WHAT YOU ARE ASKED TO DO = Searching the material below, find each line that includes the word "CRAN", and copy it.
*** Opening RECORDS ***
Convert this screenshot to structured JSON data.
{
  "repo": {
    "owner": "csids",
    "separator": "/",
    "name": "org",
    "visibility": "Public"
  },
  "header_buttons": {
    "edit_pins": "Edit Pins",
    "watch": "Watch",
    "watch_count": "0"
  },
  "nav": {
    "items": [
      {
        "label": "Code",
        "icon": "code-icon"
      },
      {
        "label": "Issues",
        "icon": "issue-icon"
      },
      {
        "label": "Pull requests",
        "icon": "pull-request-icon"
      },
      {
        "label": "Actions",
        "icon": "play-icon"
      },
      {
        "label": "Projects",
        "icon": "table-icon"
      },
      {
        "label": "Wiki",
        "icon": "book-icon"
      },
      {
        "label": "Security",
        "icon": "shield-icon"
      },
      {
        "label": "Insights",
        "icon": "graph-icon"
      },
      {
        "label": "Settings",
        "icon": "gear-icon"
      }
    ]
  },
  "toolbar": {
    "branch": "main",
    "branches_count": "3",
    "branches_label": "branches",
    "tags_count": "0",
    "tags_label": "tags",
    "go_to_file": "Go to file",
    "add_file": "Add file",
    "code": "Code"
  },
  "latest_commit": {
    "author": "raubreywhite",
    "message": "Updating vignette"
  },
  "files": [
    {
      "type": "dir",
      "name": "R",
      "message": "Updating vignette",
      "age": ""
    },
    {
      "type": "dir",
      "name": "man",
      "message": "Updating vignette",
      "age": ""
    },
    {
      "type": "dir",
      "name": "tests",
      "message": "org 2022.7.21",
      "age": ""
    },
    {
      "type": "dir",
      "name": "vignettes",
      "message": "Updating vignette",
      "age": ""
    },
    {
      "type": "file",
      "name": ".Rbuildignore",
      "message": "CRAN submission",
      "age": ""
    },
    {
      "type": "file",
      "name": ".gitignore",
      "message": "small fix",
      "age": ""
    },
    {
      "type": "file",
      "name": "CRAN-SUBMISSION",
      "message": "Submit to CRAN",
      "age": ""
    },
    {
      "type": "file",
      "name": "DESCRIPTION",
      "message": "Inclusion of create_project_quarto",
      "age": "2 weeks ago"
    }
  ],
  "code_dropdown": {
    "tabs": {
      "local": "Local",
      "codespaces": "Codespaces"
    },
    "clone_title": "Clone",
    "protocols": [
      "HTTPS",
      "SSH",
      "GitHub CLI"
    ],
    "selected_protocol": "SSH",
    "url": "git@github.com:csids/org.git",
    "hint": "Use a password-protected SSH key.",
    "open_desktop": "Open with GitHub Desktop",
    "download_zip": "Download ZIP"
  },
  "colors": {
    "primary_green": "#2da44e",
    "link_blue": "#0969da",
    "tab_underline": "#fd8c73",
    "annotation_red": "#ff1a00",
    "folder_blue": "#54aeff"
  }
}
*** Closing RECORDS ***
WRITTEN RESPONSE =
      "message": "CRAN submission",
      "name": "CRAN-SUBMISSION",
      "message": "Submit to CRAN",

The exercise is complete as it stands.